Work task:
Exact copies of all the lines below are needed, without the pictures.

[Dataset records]

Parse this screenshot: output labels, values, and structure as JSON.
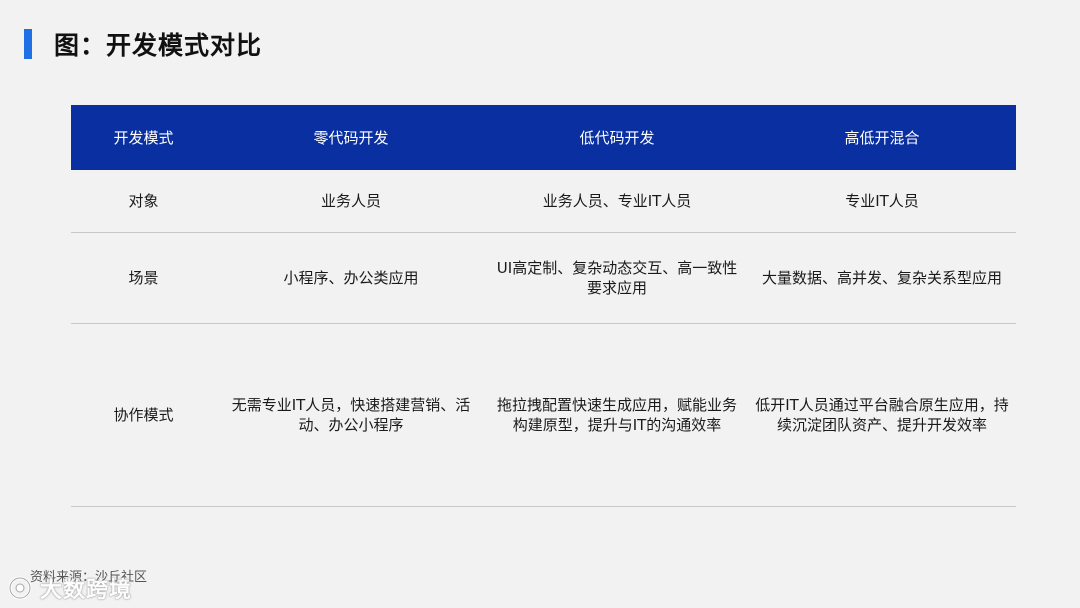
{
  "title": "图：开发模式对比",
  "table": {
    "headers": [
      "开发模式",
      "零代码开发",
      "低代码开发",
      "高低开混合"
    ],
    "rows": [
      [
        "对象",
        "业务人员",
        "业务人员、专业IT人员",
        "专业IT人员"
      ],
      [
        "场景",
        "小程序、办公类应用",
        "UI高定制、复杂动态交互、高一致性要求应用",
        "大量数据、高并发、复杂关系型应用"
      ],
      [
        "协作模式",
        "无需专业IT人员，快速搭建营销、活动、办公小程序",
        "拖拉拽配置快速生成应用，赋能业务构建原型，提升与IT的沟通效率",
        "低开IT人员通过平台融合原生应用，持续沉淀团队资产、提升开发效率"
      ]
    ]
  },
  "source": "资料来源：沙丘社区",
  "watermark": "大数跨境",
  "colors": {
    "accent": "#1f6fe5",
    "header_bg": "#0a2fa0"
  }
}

Solution for this problem:
Parse this screenshot: output labels, values, and structure as JSON.
{
  "title": "图：开发模式对比",
  "table": {
    "headers": [
      "开发模式",
      "零代码开发",
      "低代码开发",
      "高低开混合"
    ],
    "rows": [
      [
        "对象",
        "业务人员",
        "业务人员、专业IT人员",
        "专业IT人员"
      ],
      [
        "场景",
        "小程序、办公类应用",
        "UI高定制、复杂动态交互、高一致性要求应用",
        "大量数据、高并发、复杂关系型应用"
      ],
      [
        "协作模式",
        "无需专业IT人员，快速搭建营销、活动、办公小程序",
        "拖拉拽配置快速生成应用，赋能业务构建原型，提升与IT的沟通效率",
        "低开IT人员通过平台融合原生应用，持续沉淀团队资产、提升开发效率"
      ]
    ]
  },
  "source": "资料来源：沙丘社区",
  "watermark": "大数跨境",
  "colors": {
    "accent": "#1f6fe5",
    "header_bg": "#0a2fa0"
  }
}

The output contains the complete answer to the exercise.